I didn’t freeze.
I opened my mouth and let my voice wail out to the rafters just like when I was at home. My knees weren’t knocking together, my head was held high. I wasn’t hiding behind anything. I was just being honest. I was just being me.
From there, I kept working at showing my true self to people, and it continued to pay off. Even if I wasn’t cast in a show, I no longer felt the same crushing sense of self doubt, because I knew that I’d shown them the honest me, the best that I could. I also discovered theatre in my community, where I sang my heart out in productions of Les Misérables, The Sound of Music, and Little Women: the Musical.
(Keep that last one in mind; it’s gonna come back.)
In high school, I’d finally found my sense of self-worth. I knew who I was, where I wanted to go, and what steps I needed to get there. I just needed to continue down the path I’d put myself on. I needed to keep on smiling and let my honest self shine through.

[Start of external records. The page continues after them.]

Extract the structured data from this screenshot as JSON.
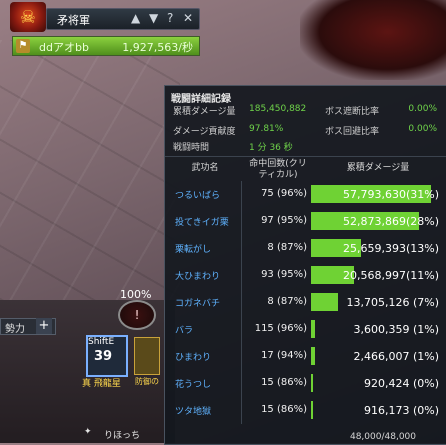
{
  "boss": {
    "name": "矛将軍",
    "icons": {
      "up": "▲",
      "down": "▼",
      "help": "?",
      "close": "✕"
    },
    "player_name": "ddアオbb",
    "player_dps": "1,927,563/秒"
  },
  "panel": {
    "title": "戦闘詳細記録",
    "summary": {
      "total_damage_label": "累積ダメージ量",
      "total_damage_value": "185,450,882",
      "contribution_label": "ダメージ貢献度",
      "contribution_value": "97.81%",
      "battle_time_label": "戦闘時間",
      "battle_time_value": "1 分 36 秒",
      "boss_block_label": "ボス遮断比率",
      "boss_block_value": "0.00%",
      "boss_evade_label": "ボス回避比率",
      "boss_evade_value": "0.00%"
    },
    "columns": {
      "skill": "武功名",
      "hits": "命中回数(クリティカル)",
      "damage": "累積ダメージ量"
    },
    "rows": [
      {
        "skill": "つるいばら",
        "hits": "75 (96%)",
        "damage": "57,793,630(31%)",
        "pct": 31
      },
      {
        "skill": "投てきイガ栗",
        "hits": "97 (95%)",
        "damage": "52,873,869(28%)",
        "pct": 28
      },
      {
        "skill": "栗転がし",
        "hits": "8 (87%)",
        "damage": "25,659,393(13%)",
        "pct": 13
      },
      {
        "skill": "大ひまわり",
        "hits": "93 (95%)",
        "damage": "20,568,997(11%)",
        "pct": 11
      },
      {
        "skill": "コガネバチ",
        "hits": "8 (87%)",
        "damage": "13,705,126  (7%)",
        "pct": 7
      },
      {
        "skill": "バラ",
        "hits": "115 (96%)",
        "damage": "3,600,359  (1%)",
        "pct": 1
      },
      {
        "skill": "ひまわり",
        "hits": "17 (94%)",
        "damage": "2,466,007  (1%)",
        "pct": 1
      },
      {
        "skill": "花うつし",
        "hits": "15 (86%)",
        "damage": "920,424  (0%)",
        "pct": 0
      },
      {
        "skill": "ツタ地獄",
        "hits": "15 (86%)",
        "damage": "916,173  (0%)",
        "pct": 0
      }
    ]
  },
  "hud": {
    "skill_panel_label": "勢力",
    "plus": "+",
    "percent": "100%",
    "skill_ring_glyph": "!",
    "skill_key": "ShiftE",
    "skill_count": "39",
    "skill_name": "真 飛龍星",
    "skill_name2": "防御の",
    "bottom_text": "りほっち",
    "bottom_numbers": "48,000/48,000"
  },
  "colors": {
    "bar": "#6fd234",
    "skill_name": "#5fb3ff",
    "accent_green": "#6fd34a"
  }
}
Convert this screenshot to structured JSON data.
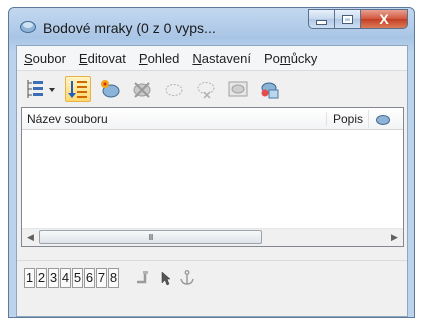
{
  "window": {
    "title": "Bodové mraky (0 z 0 vyps...",
    "close_glyph": "X"
  },
  "menu": [
    {
      "label": "Soubor",
      "hotkey": "S",
      "rest": "oubor"
    },
    {
      "label": "Editovat",
      "hotkey": "E",
      "rest": "ditovat"
    },
    {
      "label": "Pohled",
      "hotkey": "P",
      "rest": "ohled"
    },
    {
      "label": "Nastavení",
      "hotkey": "N",
      "rest": "astavení"
    },
    {
      "label": "Pomůcky",
      "pre": "Po",
      "hotkey": "m",
      "rest": "ůcky"
    }
  ],
  "list": {
    "columns": {
      "name": "Název souboru",
      "description": "Popis"
    }
  },
  "scrollbar": {
    "grip": "III"
  },
  "bottom": {
    "numbers": [
      "1",
      "2",
      "3",
      "4",
      "5",
      "6",
      "7",
      "8"
    ]
  },
  "colors": {
    "accent_active": "#ffd96e",
    "title_bar": "#a9c5e6",
    "close_button": "#c33e23"
  }
}
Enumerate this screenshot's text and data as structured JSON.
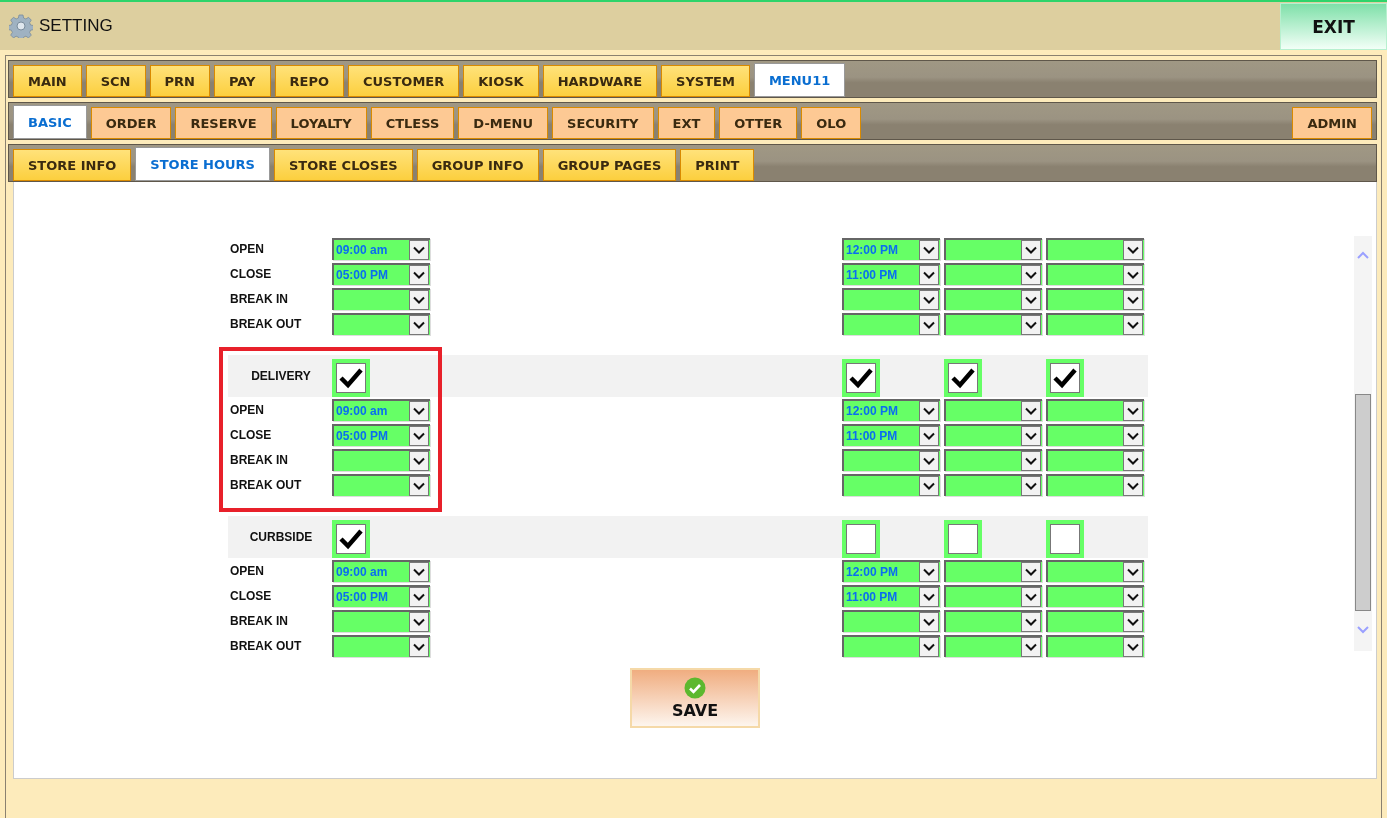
{
  "window": {
    "title": "SETTING",
    "exit": "EXIT"
  },
  "tab_rows": [
    {
      "tabs": [
        {
          "label": "MAIN",
          "selected": false
        },
        {
          "label": "SCN",
          "selected": false
        },
        {
          "label": "PRN",
          "selected": false
        },
        {
          "label": "PAY",
          "selected": false
        },
        {
          "label": "REPO",
          "selected": false
        },
        {
          "label": "CUSTOMER",
          "selected": false
        },
        {
          "label": "KIOSK",
          "selected": false
        },
        {
          "label": "HARDWARE",
          "selected": false
        },
        {
          "label": "SYSTEM",
          "selected": false
        },
        {
          "label": "MENU11",
          "selected": true
        }
      ]
    },
    {
      "tabs": [
        {
          "label": "BASIC",
          "selected": true
        },
        {
          "label": "ORDER",
          "selected": false
        },
        {
          "label": "RESERVE",
          "selected": false
        },
        {
          "label": "LOYALTY",
          "selected": false
        },
        {
          "label": "CTLESS",
          "selected": false
        },
        {
          "label": "D-MENU",
          "selected": false
        },
        {
          "label": "SECURITY",
          "selected": false
        },
        {
          "label": "EXT",
          "selected": false
        },
        {
          "label": "OTTER",
          "selected": false
        },
        {
          "label": "OLO",
          "selected": false
        }
      ],
      "right_tabs": [
        {
          "label": "ADMIN",
          "selected": false
        }
      ]
    },
    {
      "tabs": [
        {
          "label": "STORE INFO",
          "selected": false
        },
        {
          "label": "STORE HOURS",
          "selected": true
        },
        {
          "label": "STORE CLOSES",
          "selected": false
        },
        {
          "label": "GROUP INFO",
          "selected": false
        },
        {
          "label": "GROUP PAGES",
          "selected": false
        },
        {
          "label": "PRINT",
          "selected": false
        }
      ]
    }
  ],
  "sections": [
    {
      "rows": [
        {
          "label": "OPEN",
          "cells": [
            {
              "kind": "time",
              "value": "09:00 am"
            },
            {
              "kind": "time",
              "value": "12:00 PM"
            },
            {
              "kind": "blank"
            },
            {
              "kind": "blank"
            }
          ]
        },
        {
          "label": "CLOSE",
          "cells": [
            {
              "kind": "time",
              "value": "05:00 PM"
            },
            {
              "kind": "time",
              "value": "11:00 PM"
            },
            {
              "kind": "blank"
            },
            {
              "kind": "blank"
            }
          ]
        },
        {
          "label": "BREAK IN",
          "cells": [
            {
              "kind": "blank"
            },
            {
              "kind": "blank"
            },
            {
              "kind": "blank"
            },
            {
              "kind": "blank"
            }
          ]
        },
        {
          "label": "BREAK OUT",
          "cells": [
            {
              "kind": "blank"
            },
            {
              "kind": "blank"
            },
            {
              "kind": "blank"
            },
            {
              "kind": "blank"
            }
          ]
        }
      ]
    },
    {
      "label": "DELIVERY",
      "checks": [
        true,
        true,
        true,
        true
      ],
      "highlighted": true,
      "rows": [
        {
          "label": "OPEN",
          "cells": [
            {
              "kind": "time",
              "value": "09:00 am"
            },
            {
              "kind": "time",
              "value": "12:00 PM"
            },
            {
              "kind": "blank"
            },
            {
              "kind": "blank"
            }
          ]
        },
        {
          "label": "CLOSE",
          "cells": [
            {
              "kind": "time",
              "value": "05:00 PM"
            },
            {
              "kind": "time",
              "value": "11:00 PM"
            },
            {
              "kind": "blank"
            },
            {
              "kind": "blank"
            }
          ]
        },
        {
          "label": "BREAK IN",
          "cells": [
            {
              "kind": "blank"
            },
            {
              "kind": "blank"
            },
            {
              "kind": "blank"
            },
            {
              "kind": "blank"
            }
          ]
        },
        {
          "label": "BREAK OUT",
          "cells": [
            {
              "kind": "blank"
            },
            {
              "kind": "blank"
            },
            {
              "kind": "blank"
            },
            {
              "kind": "blank"
            }
          ]
        }
      ]
    },
    {
      "label": "CURBSIDE",
      "checks": [
        true,
        false,
        false,
        false
      ],
      "rows": [
        {
          "label": "OPEN",
          "cells": [
            {
              "kind": "time",
              "value": "09:00 am"
            },
            {
              "kind": "time",
              "value": "12:00 PM"
            },
            {
              "kind": "blank"
            },
            {
              "kind": "blank"
            }
          ]
        },
        {
          "label": "CLOSE",
          "cells": [
            {
              "kind": "time",
              "value": "05:00 PM"
            },
            {
              "kind": "time",
              "value": "11:00 PM"
            },
            {
              "kind": "blank"
            },
            {
              "kind": "blank"
            }
          ]
        },
        {
          "label": "BREAK IN",
          "cells": [
            {
              "kind": "blank"
            },
            {
              "kind": "blank"
            },
            {
              "kind": "blank"
            },
            {
              "kind": "blank"
            }
          ]
        },
        {
          "label": "BREAK OUT",
          "cells": [
            {
              "kind": "blank"
            },
            {
              "kind": "blank"
            },
            {
              "kind": "blank"
            },
            {
              "kind": "blank"
            }
          ]
        }
      ]
    }
  ],
  "save_button": "SAVE"
}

I knew in my soul that nothing was going to stop me.
It’s funny how depression and anxiety have a way of changing your worldview.
That beaming girl I’d found in high school, the one who wasn’t afraid of talking to strangers or belting to the rooftops got lost for a while. I ended up coming home from my school in Oregon. I couldn’t remember what passion felt like or what I was doing this for. The lights dimmed on the raked stage in my mind.

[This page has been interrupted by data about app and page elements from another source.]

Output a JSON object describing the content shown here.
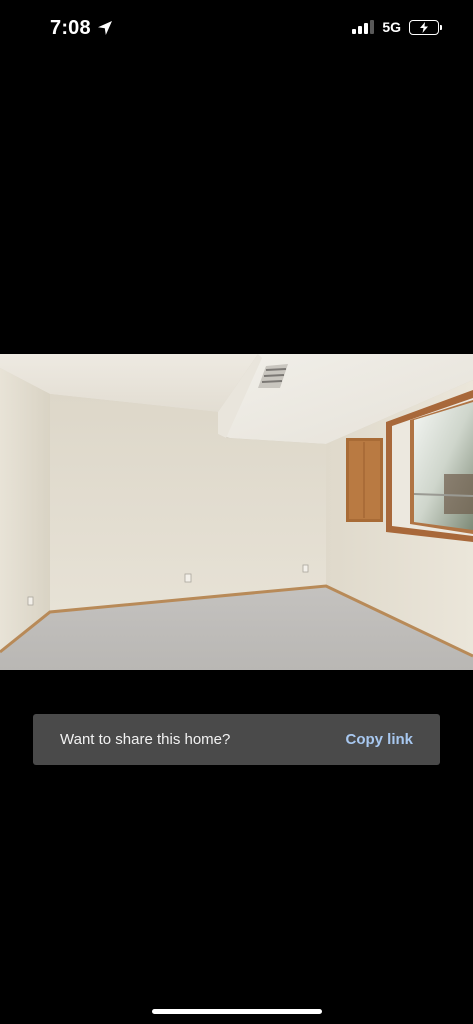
{
  "status_bar": {
    "time": "7:08",
    "network": "5G",
    "location_icon": "location-arrow-icon",
    "signal_icon": "cellular-signal-icon",
    "battery_icon": "battery-charging-icon"
  },
  "photo": {
    "description_icon": "listing-photo"
  },
  "share_toast": {
    "message": "Want to share this home?",
    "action_label": "Copy link",
    "action_color": "#a8c8f0",
    "background": "#4a4a4a"
  },
  "colors": {
    "background": "#000000",
    "text": "#ffffff"
  }
}
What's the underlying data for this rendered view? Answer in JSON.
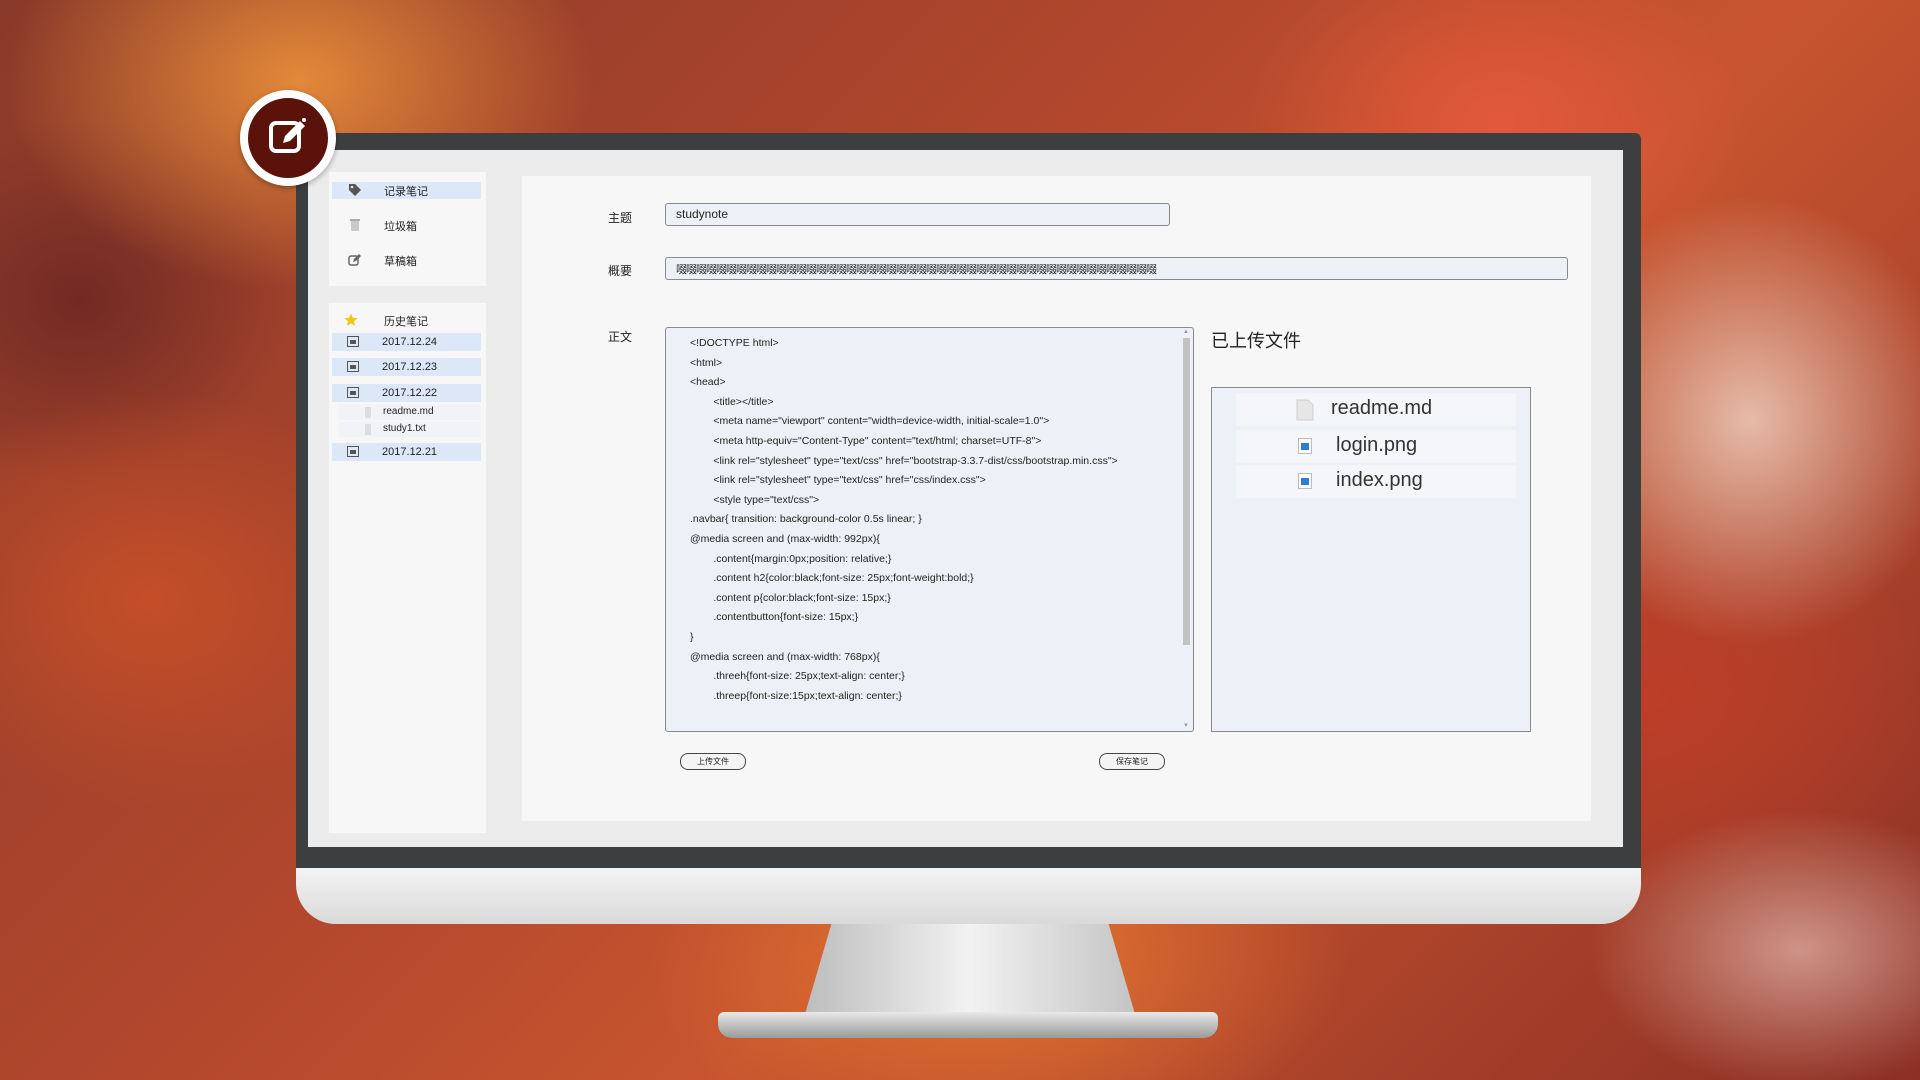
{
  "sidebar": {
    "nav": [
      {
        "label": "记录笔记",
        "icon": "tag-icon"
      },
      {
        "label": "垃圾箱",
        "icon": "trash-icon"
      },
      {
        "label": "草稿箱",
        "icon": "edit-icon"
      }
    ],
    "history": {
      "title": "历史笔记",
      "icon": "star-icon",
      "dates": [
        {
          "label": "2017.12.24"
        },
        {
          "label": "2017.12.23"
        },
        {
          "label": "2017.12.22",
          "files": [
            "readme.md",
            "study1.txt"
          ]
        },
        {
          "label": "2017.12.21"
        }
      ]
    }
  },
  "form": {
    "subject_label": "主题",
    "subject_value": "studynote",
    "summary_label": "概要",
    "summary_value": "啜啜啜啜啜啜啜啜啜啜啜啜啜啜啜啜啜啜啜啜啜啜啜啜啜啜啜啜啜啜啜啜啜啜啜啜啜啜啜啜啜啜啜啜啜啜啜啜",
    "body_label": "正文",
    "code_lines": [
      "<!DOCTYPE html>",
      "<html>",
      "<head>",
      "        <title></title>",
      "        <meta name=\"viewport\" content=\"width=device-width, initial-scale=1.0\">",
      "        <meta http-equiv=\"Content-Type\" content=\"text/html; charset=UTF-8\">",
      "        <link rel=\"stylesheet\" type=\"text/css\" href=\"bootstrap-3.3.7-dist/css/bootstrap.min.css\">",
      "        <link rel=\"stylesheet\" type=\"text/css\" href=\"css/index.css\">",
      "        <style type=\"text/css\">",
      ".navbar{ transition: background-color 0.5s linear; }",
      "@media screen and (max-width: 992px){",
      "        .content{margin:0px;position: relative;}",
      "        .content h2{color:black;font-size: 25px;font-weight:bold;}",
      "        .content p{color:black;font-size: 15px;}",
      "        .contentbutton{font-size: 15px;}",
      "}",
      "@media screen and (max-width: 768px){",
      "        .threeh{font-size: 25px;text-align: center;}",
      "        .threep{font-size:15px;text-align: center;}"
    ]
  },
  "uploaded": {
    "title": "已上传文件",
    "files": [
      {
        "name": "readme.md",
        "icon": "document-icon"
      },
      {
        "name": "login.png",
        "icon": "image-icon"
      },
      {
        "name": "index.png",
        "icon": "image-icon"
      }
    ]
  },
  "buttons": {
    "upload": "上传文件",
    "save": "保存笔记"
  },
  "colors": {
    "logo_bg": "#5a120a",
    "active_item": "#dce8f8",
    "star": "#f5c518"
  }
}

A few months into my return home, and my mother saw a post for an audition at Theater Works. I dug my heels into the ground, I kicked, I screamed, I had a million and one panic attacks about it. There was absolutely no way I was putting myself out there again. But if you’ve ever met my mother, you will know that I lost that battle in spades. I found myself standing in front of a long table of directors, smiling at me and asking what I had to show them.
And despite all the panic I still felt, despite that every fiber in my being was ready to run out the door screaming, “Nope!” at the top of my lungs –
I took a deep breath and unfroze. I let my honest self out of the cage she was in.
That audition led to a callback, and I was cast in A Little Night Music. Theater Works provided me a variety of opportunities to perform and meet a series of fantastic people, including the charming April Rideout. She encouraged me to audition for a little theatre in downtown Glendale.
(Enter Brelby, I said in parentheses.)
Despite the fact that I already had Little Women: the Musical on my resumé, I knew I needed to get my butt into Brelby Theatre Company. April just kept going on and on about how nice they were, how open, how friendly. She insisted that they were the very best of the best of the best, sir. My expectations were beyond high.
I’m happy to say that Brelby exceeded every single one of them.
Right from the audition, I found myself surrounded by the friendliest people I’d ever met. They were so supportive of absolutely everyone who walked through their doors, stranger or not. There was none of the typical cattiness or tense silences, no cliques of people sizing up the competition and silently judging the nervous wreck in the corner. There were only smiles and friendly faces cheering each other on. They were trusting, they were kind –
They were honest.
That’s the moment I fell head over character heels for Brelby Theatre Company. It didn’t matter if they cast me or not (although I am so very grateful that they did!). Any place that encourages that kind of honesty is worth its weight in gold.